Salisbury DUI Myths
Despite how common DUI charges are in Maryland, there are still a large number of myths and misconceptions commonly associated with this charges. With this in mind, the following are some of the most common myths regarding DUI charges and whether they are true or false. To learn more or discuss your case, call a Salisbury DUI lawyer today.
Myth 1: You Should take the Preliminary Breath Test if You’re Sure Your BAC Is Below .08
This is a myth because it is very difficult for people to know exactly what their breath test result will be. People are so often shocked at what little amount of alcohol it takes to blow a 0.08 and often times people who think that they are sober because they only had, say, 2 glasses of wine, as they do most nights, are surprised when they blow 0.08 or higher. It’s important to note that the results of the preliminary breath tester device would never be admissible in court. However, the Salisbury police will factor that breath test result into his decision as to whether or not he or she will arrest the individual.
My advice is to refuse all tests and not give the state any opportunity to potentially have incriminating evidence against them.
Myth 2: Breathalyzers Are Reliable and Consistent
This is true in a situation where all factors are ideal. If the Breathalyzer machine is in proper working order and has been regularly maintained, then it can be very reliable. However, there is no guarantee that the Breathalyzer machines in Salisbury are being properly maintained. There have been many examples in several states, including the District of Columbia, where the Breathalyzer machines were not being regularly maintained and the results were therefore false and inaccurate.
Aside from the machine itself, the person providing the breath sample could be a factor that impacts whether or not the breath test result is accurate. For example, if the breath sample is contaminated by alcohol that was residual mouth alcohol and not a reading pulled from the deep lung air, but instead is air that has been contaminated with residual alcohol in the person’s mouth, then the result might be inaccurate.

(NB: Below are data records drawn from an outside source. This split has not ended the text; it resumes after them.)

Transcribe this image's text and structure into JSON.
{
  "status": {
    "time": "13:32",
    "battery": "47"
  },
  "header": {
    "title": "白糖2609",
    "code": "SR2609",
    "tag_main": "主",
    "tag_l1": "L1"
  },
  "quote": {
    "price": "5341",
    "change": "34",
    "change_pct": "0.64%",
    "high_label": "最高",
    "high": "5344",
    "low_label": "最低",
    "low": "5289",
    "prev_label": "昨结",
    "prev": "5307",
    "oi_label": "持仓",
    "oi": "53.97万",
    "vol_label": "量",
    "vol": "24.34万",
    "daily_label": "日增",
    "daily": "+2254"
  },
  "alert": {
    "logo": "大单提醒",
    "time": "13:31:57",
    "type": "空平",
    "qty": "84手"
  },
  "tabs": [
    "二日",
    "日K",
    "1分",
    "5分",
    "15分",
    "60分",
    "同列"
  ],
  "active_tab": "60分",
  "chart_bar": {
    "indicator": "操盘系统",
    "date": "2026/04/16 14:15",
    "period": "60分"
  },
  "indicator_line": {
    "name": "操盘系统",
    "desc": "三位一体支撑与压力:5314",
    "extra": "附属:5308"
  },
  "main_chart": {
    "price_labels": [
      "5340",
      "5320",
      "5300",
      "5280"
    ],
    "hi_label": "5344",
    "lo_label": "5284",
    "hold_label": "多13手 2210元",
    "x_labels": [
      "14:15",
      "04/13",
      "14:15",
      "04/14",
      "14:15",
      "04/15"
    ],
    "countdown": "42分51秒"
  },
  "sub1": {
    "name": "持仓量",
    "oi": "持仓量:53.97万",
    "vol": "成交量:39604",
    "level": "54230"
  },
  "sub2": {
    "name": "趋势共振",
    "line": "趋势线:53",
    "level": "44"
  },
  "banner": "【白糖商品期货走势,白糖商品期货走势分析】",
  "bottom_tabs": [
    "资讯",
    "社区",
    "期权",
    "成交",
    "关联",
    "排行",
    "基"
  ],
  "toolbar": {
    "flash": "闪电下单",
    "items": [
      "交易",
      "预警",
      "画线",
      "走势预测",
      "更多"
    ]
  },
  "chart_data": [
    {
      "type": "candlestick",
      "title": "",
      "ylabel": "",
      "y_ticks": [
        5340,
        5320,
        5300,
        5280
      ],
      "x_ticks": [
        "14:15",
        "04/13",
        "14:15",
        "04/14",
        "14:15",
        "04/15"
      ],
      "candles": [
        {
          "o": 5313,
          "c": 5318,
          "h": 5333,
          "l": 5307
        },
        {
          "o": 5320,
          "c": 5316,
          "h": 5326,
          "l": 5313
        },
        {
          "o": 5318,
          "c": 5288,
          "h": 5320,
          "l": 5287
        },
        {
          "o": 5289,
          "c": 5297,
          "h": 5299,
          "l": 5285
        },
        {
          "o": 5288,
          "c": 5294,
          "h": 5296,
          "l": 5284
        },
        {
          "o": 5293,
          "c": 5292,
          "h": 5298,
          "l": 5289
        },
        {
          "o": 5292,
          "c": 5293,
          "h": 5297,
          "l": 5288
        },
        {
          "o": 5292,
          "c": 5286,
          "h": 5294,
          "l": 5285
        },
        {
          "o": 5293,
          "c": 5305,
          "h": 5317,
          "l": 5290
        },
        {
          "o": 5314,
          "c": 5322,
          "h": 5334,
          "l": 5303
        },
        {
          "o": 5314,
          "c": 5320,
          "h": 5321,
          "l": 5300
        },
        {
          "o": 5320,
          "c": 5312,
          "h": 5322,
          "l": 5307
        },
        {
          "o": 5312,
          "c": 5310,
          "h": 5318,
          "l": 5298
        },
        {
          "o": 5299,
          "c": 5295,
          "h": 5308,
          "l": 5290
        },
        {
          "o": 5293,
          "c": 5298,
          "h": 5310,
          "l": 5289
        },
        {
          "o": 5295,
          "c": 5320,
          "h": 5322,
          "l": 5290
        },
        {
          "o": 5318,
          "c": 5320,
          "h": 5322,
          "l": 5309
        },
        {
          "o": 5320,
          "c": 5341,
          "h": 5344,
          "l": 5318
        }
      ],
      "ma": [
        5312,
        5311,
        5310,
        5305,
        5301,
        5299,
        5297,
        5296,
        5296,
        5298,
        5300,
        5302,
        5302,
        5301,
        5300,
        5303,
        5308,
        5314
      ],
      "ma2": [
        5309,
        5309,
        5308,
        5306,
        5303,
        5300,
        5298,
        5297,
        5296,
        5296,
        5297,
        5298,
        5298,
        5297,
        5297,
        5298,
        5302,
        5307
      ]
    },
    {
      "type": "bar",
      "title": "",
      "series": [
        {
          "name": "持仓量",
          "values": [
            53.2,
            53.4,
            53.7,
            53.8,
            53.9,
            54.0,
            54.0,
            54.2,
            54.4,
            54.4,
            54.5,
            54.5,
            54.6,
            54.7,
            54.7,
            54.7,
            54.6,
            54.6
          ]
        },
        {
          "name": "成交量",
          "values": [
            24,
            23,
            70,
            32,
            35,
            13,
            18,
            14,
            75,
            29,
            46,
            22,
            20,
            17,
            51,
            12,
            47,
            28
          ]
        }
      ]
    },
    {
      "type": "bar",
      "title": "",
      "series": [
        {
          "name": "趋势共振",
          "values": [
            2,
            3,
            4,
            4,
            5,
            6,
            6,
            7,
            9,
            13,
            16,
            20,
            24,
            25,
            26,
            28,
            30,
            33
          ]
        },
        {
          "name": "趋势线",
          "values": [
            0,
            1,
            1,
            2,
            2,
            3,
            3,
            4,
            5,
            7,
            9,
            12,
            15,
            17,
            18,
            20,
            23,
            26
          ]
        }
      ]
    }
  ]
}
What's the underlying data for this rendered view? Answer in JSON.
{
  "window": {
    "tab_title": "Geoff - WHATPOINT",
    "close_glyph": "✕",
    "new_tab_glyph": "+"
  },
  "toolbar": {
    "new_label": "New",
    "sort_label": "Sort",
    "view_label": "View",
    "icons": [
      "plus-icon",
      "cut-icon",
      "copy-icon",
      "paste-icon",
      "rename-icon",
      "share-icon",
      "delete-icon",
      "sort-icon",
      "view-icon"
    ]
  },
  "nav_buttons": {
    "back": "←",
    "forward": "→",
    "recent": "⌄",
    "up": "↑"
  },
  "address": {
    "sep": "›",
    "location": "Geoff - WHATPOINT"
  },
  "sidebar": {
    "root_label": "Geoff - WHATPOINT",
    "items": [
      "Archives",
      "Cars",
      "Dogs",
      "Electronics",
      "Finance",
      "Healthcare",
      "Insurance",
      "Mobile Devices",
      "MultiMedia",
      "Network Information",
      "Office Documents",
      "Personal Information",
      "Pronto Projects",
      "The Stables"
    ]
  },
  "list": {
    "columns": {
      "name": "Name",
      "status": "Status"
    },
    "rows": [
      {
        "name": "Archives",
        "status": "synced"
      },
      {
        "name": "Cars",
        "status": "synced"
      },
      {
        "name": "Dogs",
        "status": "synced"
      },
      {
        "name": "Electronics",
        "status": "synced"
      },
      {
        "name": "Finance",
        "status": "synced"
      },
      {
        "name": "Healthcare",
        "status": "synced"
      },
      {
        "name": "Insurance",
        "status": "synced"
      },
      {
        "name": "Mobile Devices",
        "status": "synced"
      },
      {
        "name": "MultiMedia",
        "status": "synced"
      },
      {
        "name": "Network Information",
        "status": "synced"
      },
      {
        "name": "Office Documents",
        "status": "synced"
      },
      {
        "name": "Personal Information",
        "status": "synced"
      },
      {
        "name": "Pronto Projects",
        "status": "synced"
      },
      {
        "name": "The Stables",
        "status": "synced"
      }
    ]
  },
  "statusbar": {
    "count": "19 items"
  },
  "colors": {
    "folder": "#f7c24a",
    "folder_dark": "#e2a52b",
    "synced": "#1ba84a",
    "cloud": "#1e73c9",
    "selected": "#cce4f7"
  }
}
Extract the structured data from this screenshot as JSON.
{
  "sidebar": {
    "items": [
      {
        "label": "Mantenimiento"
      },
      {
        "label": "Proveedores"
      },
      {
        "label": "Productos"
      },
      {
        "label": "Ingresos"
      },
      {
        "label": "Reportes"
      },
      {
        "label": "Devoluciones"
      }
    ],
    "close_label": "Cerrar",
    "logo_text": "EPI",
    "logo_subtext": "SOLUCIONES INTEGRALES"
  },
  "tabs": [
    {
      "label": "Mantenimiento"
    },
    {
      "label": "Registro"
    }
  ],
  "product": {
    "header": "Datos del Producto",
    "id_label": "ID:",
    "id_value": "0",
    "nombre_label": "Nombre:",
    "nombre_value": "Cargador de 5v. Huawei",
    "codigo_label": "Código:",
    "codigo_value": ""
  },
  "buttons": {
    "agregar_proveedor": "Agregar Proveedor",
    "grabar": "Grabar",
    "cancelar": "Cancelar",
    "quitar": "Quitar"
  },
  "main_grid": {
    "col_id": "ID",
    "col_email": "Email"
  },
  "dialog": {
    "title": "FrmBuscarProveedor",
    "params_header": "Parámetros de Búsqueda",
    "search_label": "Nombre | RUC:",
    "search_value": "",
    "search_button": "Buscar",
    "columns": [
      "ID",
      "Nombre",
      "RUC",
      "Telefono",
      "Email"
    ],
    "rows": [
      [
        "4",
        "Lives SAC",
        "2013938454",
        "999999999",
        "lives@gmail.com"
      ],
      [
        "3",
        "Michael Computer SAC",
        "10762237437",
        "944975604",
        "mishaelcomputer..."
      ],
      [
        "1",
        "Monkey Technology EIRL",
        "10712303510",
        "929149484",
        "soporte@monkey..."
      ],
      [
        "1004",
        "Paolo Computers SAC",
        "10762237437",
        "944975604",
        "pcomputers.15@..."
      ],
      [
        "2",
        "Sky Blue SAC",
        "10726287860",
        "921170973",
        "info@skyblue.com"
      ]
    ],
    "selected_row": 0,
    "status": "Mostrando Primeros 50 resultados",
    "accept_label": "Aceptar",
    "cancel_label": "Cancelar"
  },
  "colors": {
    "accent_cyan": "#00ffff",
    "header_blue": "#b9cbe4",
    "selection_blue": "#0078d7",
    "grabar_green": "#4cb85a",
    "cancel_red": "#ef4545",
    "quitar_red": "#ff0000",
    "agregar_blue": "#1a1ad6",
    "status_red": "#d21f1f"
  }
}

Another example is if an individual wears poorly fitted dentures. Sometimes alcohol will actually be located in some of those places where the dentures do not properly fit. If an individual has burped or has regurgitated any of the contents of their stomach and that air is used in the breath sample, it could give an inaccurately high reading. When all conditions are ideal, with both the Breathalyzer machine and the person providing the breath sample, the result should be accurate. However, if there are any deficiencies with the machine or if there are any deficiencies with the breath sample itself, then the results could be inaccurate.
Myth 3: Officer Cannot Justify a DUI Arrest Unless You Are Drunk
This is a myth. It’s important to remember that in order for somebody to be placed under arrest, a Salisbury police officer has to have probable cause that the person is driving drunk. Probable cause is a very low evidentiary standard. It is nowhere near the same evidentiary standard as required in a trial, which is proof beyond reasonable doubt. Probable cause simply means that it’s more likely than not that a person is driving drunk (even if they aren’t).
Considering that it’s such a low evidentiary standard, an officer can justify making an arrest based on just a few observations. The officer may only observe a very basic traffic violation. For example, if a driver fails to signal before making a turn, the officer could suggest a few factors that contributed to the driver’s coordination or lack thereof. Based on these facts alone and possibly results of the field test, the officer can place a driver under arrest. It’s important for people to understand this before driving, because the arrest itself can be damaging to a person’s career or their family.
Myth 4: It’s Hard For An Officer To Tell if I’m Only Buzzed
This is not true for a couple different reasons. First, someone who has been consuming alcohol is going to be a bad judge of whether or not they are slightly buzzed. Many of people have experienced or seen friends who had no idea how intoxicated they were and how they were appearing to outsiders; they were under the impression that they were acting very normally and appeared to be sober and yet everybody else could, very obviously, tell they were intoxicated.
It’s important to remember that officers in Salisbury receive a great deal of training in what they should be looking for and what observations they should be making to justify an arrest. The officer will be looking at conduct from the minute that they make contact with the driver. They are going to be looking at the driver’s appearance, they are going to be listening to the driver’s speech, and they are going to be watching as the driver attempts to locate their driver’s license and their registration card. In all of those different scenarios, the officer could find probable cause to arrest a person for a DUI.
An individual who thinks that they are just slightly buzzed is in great jeopardy if they drive because the officer is going to be looking to articulate all kinds of different ways to suggest that that person’s coordination has been impacted.
Myth 5: You Can’t Be Charged With a DUI in Your Own Driveway
This is another myth. Most likely, an officer, at some point, was observing a person driving before the person realized and pulled into their own driveway. If the officer observes any driving on roadways or the street leading up to the person’s garage or their driveway, then that evidence can be used against them, even if their contact with the police officer occurs in their driveway. Depending on what the person’s driveway or roadway looks like, even if they were just driving on their own private property, they could face a DUI.